HOW TO COMPLETE THIS TASK: Search the listing for the word "Shipments" and copy every line where it turns up.
-------------------------
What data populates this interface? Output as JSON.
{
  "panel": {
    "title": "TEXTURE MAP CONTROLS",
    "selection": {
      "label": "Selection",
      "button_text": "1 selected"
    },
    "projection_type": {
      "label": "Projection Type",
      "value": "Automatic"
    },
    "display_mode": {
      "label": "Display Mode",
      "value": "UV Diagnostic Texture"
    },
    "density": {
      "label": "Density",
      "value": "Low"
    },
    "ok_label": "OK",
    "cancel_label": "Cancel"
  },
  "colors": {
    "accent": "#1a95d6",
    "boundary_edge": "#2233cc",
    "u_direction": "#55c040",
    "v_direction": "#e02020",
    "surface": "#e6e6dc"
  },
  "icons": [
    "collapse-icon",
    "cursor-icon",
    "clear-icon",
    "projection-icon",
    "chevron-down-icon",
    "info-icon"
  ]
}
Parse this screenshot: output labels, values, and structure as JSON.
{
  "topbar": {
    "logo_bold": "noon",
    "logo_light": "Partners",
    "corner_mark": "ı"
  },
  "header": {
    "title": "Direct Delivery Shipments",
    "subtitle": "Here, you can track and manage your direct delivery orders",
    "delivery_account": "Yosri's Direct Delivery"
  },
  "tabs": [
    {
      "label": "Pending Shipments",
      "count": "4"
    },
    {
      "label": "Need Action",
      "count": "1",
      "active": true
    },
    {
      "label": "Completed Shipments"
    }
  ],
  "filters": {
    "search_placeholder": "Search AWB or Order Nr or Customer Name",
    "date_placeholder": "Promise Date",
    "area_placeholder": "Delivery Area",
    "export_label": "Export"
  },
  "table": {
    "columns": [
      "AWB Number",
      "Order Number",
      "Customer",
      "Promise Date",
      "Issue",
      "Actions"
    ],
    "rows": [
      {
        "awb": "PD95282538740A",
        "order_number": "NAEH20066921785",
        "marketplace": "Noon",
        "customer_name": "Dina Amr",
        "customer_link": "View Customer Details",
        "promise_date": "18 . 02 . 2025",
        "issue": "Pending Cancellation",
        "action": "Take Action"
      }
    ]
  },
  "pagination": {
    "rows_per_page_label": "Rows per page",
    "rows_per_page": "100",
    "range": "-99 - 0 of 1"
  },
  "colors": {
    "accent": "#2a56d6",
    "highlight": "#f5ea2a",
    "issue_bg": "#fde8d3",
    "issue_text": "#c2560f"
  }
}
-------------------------
WRITTEN SOLUTION:
    "title": "Direct Delivery Shipments",
      "label": "Pending Shipments",
      "label": "Completed Shipments"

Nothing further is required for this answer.